Earlier this year, Jumaane Williams had to overcome a field of 16 candidates to become the city’s new public advocate. On Tuesday, he easily bested just two candidates to earn the right to stay in office through 2021.
Williams overtook Republican Councilman Joe Borelli of Staten Island and Libertarian Devin Balkind with relative ease — both at the ballot box and in the final vote of 77.84% in favor of the incumbent.
While Williams, the presumptive winner in a left-leaning city, gathered up to $173,000 in donations, Borelli’s challenge would seem lackluster with only about $16,000 in donations to his campaign.
At Bar Chord in Flatbush, Williams and his supporters celebrated their victory.
“I want to make sure that by the time my tenure is done, no one ever again questions what the public advocate is and if we need that office,” Williams said. “When I was here just eight months ago, I said that if I had started treating my own mental health years ago, I’d be married by now. But since that time I got engaged… But I’m still working because since then it’s been clear around city that we need to re-evaluate the our own mental health.”
Williams won the special election for the position on in February over 16 other candidates with only Councilman Eric Ulrich, another Republican, coming in at second place with 19 percent of the vote at that time.
What Ulrich managed to prove was that the GOP could mount credible challenge against the largely Democratic voter supremacy in the city.
Williams ran on a platform that looked to his roots as a tenant organizer calling for universal rent control and called for criminal justice reforms.
As some in government have called the public advocate’s office a “place-holder” for politicians working on a new gig, Williams campaigned on getting more authority behind the title.

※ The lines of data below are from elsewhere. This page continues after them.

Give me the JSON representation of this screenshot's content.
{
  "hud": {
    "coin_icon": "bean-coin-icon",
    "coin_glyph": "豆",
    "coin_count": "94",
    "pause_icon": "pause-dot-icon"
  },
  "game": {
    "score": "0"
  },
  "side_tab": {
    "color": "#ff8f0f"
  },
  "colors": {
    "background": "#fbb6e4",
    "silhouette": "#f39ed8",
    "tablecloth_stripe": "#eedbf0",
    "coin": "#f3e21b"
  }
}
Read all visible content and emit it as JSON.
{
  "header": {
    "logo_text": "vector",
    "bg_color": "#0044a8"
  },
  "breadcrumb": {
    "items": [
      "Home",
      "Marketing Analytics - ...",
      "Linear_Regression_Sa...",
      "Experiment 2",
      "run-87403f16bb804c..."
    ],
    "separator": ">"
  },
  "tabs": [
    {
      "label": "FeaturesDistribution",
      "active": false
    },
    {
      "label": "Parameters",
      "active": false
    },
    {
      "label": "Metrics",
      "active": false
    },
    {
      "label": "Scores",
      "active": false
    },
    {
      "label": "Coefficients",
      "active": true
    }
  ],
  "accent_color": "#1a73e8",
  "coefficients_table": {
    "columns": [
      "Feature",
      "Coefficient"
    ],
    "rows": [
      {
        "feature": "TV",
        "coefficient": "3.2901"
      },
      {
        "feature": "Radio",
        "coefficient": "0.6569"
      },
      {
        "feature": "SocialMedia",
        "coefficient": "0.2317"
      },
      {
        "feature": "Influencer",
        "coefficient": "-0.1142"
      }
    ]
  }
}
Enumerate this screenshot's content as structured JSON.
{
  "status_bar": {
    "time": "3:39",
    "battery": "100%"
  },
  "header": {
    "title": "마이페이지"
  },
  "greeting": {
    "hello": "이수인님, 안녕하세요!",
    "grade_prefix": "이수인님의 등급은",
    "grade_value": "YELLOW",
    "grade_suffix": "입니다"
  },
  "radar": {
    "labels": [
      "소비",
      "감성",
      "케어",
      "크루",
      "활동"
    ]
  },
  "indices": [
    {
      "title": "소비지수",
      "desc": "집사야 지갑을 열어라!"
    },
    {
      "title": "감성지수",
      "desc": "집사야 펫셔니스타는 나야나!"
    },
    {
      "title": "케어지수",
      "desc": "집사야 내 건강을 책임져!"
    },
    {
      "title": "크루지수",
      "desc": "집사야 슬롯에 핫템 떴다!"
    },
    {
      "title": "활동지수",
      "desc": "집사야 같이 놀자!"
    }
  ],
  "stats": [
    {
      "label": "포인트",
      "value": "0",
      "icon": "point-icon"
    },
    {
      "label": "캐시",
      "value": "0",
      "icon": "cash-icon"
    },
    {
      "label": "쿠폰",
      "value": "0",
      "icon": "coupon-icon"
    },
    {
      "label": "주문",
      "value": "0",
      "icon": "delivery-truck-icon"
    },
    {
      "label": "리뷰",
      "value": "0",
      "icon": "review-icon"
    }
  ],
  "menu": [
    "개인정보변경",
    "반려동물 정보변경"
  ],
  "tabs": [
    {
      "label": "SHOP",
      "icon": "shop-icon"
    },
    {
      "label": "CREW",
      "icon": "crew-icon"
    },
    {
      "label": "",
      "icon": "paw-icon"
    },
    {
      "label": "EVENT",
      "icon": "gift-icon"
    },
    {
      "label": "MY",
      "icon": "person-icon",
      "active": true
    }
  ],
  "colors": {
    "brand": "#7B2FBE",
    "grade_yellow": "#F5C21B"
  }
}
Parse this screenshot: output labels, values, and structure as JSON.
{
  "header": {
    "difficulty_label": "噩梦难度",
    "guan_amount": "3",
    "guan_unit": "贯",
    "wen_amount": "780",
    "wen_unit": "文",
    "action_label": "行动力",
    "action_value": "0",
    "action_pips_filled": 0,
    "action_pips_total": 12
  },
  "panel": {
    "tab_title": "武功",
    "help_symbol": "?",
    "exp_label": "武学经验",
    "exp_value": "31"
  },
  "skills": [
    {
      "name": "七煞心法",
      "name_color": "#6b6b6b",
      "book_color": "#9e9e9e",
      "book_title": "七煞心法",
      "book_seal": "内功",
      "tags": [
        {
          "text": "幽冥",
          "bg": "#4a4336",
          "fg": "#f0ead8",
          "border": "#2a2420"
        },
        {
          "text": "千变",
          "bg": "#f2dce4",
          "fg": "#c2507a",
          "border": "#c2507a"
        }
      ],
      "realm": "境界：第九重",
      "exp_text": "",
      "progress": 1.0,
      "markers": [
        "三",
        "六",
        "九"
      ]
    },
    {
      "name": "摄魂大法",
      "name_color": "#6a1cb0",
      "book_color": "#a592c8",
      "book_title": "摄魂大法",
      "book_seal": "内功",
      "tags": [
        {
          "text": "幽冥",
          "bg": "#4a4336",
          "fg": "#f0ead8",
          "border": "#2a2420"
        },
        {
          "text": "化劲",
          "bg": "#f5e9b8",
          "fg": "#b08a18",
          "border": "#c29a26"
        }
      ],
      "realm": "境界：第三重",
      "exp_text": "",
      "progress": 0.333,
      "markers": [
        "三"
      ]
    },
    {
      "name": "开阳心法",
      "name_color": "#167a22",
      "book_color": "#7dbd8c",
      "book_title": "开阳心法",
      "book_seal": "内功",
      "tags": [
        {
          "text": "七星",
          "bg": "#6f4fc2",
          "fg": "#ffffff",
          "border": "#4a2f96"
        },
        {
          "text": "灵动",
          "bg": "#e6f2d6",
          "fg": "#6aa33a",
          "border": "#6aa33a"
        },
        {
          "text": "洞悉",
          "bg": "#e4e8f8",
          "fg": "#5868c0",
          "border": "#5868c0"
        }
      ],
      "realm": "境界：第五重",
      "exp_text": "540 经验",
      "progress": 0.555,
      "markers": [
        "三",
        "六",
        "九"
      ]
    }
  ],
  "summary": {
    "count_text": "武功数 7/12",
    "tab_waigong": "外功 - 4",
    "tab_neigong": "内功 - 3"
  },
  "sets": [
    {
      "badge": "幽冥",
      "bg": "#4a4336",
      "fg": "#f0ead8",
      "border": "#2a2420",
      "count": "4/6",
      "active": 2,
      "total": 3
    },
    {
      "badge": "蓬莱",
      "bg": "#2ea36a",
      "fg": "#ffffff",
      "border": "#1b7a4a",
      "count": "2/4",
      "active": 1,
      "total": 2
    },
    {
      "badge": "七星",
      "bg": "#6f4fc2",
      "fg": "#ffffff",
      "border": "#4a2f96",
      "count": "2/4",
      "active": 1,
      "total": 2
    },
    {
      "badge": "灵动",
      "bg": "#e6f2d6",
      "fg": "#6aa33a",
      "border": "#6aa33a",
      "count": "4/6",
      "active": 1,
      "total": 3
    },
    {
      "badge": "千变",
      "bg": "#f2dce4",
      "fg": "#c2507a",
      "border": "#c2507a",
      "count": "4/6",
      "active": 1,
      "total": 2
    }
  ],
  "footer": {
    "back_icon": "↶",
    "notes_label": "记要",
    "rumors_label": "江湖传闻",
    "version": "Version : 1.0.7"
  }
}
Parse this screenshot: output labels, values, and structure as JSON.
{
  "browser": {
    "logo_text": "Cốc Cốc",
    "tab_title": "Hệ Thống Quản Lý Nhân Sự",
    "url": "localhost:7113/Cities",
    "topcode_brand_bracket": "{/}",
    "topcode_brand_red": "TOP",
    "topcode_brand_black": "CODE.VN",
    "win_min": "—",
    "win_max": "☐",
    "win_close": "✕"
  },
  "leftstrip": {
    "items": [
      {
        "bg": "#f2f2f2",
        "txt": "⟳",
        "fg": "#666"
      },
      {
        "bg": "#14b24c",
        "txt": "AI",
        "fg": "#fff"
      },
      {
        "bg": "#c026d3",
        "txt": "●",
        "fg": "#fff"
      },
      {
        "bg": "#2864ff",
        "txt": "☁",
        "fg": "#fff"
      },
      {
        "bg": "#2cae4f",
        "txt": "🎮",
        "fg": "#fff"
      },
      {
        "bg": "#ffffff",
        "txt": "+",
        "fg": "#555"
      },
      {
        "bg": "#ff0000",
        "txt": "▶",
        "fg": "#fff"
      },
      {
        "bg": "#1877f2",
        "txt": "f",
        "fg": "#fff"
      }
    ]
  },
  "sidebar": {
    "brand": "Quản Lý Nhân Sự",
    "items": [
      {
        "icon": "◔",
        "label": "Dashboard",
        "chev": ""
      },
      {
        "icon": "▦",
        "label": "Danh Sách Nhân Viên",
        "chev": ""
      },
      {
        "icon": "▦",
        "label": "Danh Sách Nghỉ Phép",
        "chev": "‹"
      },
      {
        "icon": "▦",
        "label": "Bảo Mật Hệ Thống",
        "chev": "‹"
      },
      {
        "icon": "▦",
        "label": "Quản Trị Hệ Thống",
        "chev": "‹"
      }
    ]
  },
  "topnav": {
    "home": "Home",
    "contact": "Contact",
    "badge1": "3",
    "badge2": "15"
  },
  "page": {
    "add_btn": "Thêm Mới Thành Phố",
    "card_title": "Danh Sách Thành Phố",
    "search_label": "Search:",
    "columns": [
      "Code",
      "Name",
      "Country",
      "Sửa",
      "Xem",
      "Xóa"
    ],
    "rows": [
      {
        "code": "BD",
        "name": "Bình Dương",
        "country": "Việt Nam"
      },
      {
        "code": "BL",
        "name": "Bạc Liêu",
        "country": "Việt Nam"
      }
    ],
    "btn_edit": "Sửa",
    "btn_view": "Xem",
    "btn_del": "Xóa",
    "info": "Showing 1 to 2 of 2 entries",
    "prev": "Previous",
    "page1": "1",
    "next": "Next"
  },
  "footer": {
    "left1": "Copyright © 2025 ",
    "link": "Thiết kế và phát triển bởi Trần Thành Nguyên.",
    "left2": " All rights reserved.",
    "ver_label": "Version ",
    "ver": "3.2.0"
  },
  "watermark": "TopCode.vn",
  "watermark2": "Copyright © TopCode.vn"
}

Subpoena power, voting rights in City Council and ability to introduce legislation are some of the ways he promised to transform the office.
The public advocate’s race had the opportunity for a boost in voter turnout from early voting, though with the rollout of the program coming during an off election season, little more than 60,110 made it to the polls.
For nine days the Board of Elections had 33 polling sites operating across the city prior to Tuesday’s final countdown, but only 1.14 of registered voters in the five boroughs made it out to cast their ballot.
Early voting gave the BOE the opportunity to test a new program; instead of stacks of printed voter rolls, residents could simply check-in on an iPad for their information to come up at poll sites.